Of course, the child actors play a big role in translating the feeling of the book to the film. Before the movie’s casting, there were several rumours that the main parts would be played by well-known teenage actors (American ones at that!), so I was very pleased when I heard that the lead roles would instead be played by unknown British actors, who were the same age of Harry and his friends. This casting choice definitely added to the authenticity of the film, but the drawback was that due to their young age and lack of professional acting credits, the acting amongst some of the younger leads is a bit unstable.
Daniel Radcliffe (David Copperfield, December Boys, The Woman in Black) is charming and lovable as Harry, and I was instantly pleased by the fact that he looked just as Harry was described/drawn in the books, but Radcliffe’s acting is terribly shaky during some of the more serious scenes. The same goes for Emma Watson (Ballet Shoes, The Perks of Being a Wallflower) whom is convincing as bookworm, Hermione, but comes off being a bit shrill during the dramatic scenes.

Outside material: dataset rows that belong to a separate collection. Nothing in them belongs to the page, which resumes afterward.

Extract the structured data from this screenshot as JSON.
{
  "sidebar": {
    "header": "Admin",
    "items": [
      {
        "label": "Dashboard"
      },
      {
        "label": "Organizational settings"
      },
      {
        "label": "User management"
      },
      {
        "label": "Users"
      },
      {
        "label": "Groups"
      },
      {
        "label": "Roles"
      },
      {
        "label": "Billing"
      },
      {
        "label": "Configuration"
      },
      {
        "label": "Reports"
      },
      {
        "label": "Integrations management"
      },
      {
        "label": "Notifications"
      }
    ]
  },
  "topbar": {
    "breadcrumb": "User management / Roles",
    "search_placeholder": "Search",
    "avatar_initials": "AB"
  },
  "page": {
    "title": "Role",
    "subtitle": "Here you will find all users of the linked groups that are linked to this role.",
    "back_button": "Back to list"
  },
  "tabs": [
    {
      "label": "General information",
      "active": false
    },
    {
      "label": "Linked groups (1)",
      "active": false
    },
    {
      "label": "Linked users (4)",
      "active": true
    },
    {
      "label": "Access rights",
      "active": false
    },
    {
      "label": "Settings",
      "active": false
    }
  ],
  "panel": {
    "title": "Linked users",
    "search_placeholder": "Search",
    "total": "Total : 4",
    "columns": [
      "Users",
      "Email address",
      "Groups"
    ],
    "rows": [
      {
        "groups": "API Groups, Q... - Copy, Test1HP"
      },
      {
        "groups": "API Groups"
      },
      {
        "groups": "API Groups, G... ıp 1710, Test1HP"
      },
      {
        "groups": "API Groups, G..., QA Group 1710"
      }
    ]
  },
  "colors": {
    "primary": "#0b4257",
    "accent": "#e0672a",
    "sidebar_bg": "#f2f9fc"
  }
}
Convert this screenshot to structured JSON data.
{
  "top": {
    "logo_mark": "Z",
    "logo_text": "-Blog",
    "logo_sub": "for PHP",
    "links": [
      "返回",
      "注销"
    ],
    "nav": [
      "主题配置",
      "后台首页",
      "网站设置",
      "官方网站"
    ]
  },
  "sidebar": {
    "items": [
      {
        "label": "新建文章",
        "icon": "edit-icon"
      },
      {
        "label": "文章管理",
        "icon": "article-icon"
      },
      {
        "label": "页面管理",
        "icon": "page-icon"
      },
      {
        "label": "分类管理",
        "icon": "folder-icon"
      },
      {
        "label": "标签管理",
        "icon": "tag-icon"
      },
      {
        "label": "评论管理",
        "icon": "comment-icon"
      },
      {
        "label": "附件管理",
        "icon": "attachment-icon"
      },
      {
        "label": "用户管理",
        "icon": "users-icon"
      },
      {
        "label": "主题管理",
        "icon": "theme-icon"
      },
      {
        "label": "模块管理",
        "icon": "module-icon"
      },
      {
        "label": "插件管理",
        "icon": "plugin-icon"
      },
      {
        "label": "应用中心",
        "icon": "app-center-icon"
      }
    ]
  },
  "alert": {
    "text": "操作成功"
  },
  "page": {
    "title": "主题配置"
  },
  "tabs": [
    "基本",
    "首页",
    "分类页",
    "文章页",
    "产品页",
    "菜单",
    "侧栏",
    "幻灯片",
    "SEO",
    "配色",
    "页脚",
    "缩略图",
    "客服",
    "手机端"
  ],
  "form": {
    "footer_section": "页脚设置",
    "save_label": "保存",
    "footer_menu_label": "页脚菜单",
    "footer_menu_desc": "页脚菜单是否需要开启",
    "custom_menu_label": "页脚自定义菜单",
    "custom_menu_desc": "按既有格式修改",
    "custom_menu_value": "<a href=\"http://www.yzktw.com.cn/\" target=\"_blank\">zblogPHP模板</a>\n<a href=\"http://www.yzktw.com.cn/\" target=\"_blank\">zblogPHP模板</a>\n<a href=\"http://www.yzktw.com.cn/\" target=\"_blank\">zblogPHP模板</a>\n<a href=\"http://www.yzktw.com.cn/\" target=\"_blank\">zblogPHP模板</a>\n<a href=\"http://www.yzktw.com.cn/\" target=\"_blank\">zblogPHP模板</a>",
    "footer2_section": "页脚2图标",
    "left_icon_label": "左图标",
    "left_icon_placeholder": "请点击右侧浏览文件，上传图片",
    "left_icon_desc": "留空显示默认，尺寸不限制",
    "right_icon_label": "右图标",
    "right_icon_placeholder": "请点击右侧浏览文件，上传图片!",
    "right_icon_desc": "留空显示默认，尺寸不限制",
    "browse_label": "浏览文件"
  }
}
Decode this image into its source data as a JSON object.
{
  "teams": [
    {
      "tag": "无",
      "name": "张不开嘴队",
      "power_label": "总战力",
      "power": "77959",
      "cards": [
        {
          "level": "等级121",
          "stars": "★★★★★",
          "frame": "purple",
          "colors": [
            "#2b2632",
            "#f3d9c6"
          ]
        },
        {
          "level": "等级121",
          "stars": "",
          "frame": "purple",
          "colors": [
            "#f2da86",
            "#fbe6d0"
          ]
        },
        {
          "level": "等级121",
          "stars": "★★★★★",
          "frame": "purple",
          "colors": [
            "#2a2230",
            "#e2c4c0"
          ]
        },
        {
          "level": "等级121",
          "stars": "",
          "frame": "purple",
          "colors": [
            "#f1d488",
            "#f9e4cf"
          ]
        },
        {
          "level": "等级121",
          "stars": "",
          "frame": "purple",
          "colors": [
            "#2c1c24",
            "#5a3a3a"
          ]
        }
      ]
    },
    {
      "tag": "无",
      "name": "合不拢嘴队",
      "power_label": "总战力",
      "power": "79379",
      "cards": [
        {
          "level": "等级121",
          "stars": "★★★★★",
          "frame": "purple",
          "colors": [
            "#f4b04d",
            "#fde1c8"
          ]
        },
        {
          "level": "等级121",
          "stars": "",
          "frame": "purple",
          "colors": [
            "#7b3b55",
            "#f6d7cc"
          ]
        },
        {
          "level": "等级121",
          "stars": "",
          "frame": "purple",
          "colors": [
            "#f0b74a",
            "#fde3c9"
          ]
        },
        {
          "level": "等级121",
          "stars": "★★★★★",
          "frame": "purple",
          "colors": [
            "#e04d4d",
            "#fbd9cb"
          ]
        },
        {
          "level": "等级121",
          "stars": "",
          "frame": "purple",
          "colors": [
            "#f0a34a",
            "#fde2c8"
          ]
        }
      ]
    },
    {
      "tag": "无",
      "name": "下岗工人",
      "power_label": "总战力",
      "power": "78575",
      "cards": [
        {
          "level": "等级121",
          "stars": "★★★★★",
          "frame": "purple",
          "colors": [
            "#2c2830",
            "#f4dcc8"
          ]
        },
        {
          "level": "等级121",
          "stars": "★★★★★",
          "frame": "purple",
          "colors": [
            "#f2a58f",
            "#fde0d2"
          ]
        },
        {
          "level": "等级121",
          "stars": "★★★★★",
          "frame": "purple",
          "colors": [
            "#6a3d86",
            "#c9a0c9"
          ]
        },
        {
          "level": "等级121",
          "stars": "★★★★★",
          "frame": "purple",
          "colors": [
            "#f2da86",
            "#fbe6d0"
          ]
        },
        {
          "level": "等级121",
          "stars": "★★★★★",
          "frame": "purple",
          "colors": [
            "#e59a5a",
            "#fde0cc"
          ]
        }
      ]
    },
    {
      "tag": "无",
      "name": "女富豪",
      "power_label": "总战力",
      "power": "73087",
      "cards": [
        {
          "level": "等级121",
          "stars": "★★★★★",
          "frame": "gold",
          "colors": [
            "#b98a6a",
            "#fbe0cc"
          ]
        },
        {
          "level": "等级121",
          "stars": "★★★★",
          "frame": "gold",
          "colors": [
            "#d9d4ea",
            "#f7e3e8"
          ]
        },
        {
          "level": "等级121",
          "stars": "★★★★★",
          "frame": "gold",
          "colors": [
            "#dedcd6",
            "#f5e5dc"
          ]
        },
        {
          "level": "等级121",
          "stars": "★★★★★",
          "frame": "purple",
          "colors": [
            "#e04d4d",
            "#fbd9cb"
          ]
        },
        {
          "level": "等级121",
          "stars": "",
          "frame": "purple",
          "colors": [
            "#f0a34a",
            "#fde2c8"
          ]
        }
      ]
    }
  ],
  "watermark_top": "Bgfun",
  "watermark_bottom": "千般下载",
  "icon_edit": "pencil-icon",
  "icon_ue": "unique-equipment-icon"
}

Probably the best of the three, and oddly with the least pre-Potter acting experience is Rupert Grint (Driving Lessons, Cherry Bomb), whom plays the character of Ron amazingly well, providing a perfect balance of comedic timing and earnest sentimentality to the role.
The adult actors definitely put out stronger performances. The ensemble cast is made up of several well-known British actors, including Richard Harris (Camelot, Gladiator) as the infinitely wise Headmaster, Dumbledore. Dame Maggie Smith (A Room with a View, Gosford Park, Downton Abbey) is equally appealing as the strict, yet likeable Professor McGonagall. Robbie Coltrane is extremely lovable as Hagrid, while Alan Rickman (Robin Hood: Prince of Thieves, Sense and Sensibility, Love Actually) is the perfect love-to-hate character, as the sneaky, slimy, sarcastic Professor Snape.
Also worth noting are the film’s sets and costume designs. Like the books, the film is set in Britain, and the film’s production took place accordingly in the UK. Several of the sets (including Privet Drive, and Diagon Alley) were built to scale on Warner Bros.’ Leavesden Studios. Most impressive of all, however, is Hogwarts Castle. The filming was split between an English castle and Gloucester Cathedral, and both settings create the massive, amazingly detailed castle/school that Harry and his friends call home. The medieval architecture and design fit in perfectly at a school full of wizards and witches. Likewise, the wizard robes and pointy hats which make up the costumes seem like the perfect outfitting for the young wizards. The special effects don’t seem as “special” as they did when the film was first released, however. Of course, it has been over a decade since these CGI effects were created, but the scenes of Harry and the Quidditch team flying on their broomsticks seem a lot less realistic now than they did in 2001.
Because of the un-special effects, weak acting from the child stars, and the slightly tedious runtime (the film clocks in at 125 minutes- nearly 3 hours long!), I would never classify Harry Potter and the Sorcerer’s Stone as the best film in the series (stay tuned on which movie I will give that distinction to…). However, it is a faithful adaptation of the book and perfectly captures the magic and wonder of Harry’s world. Fans of the book and young children will love this film and despite its flaws, it’s still an extremely enjoyable movie.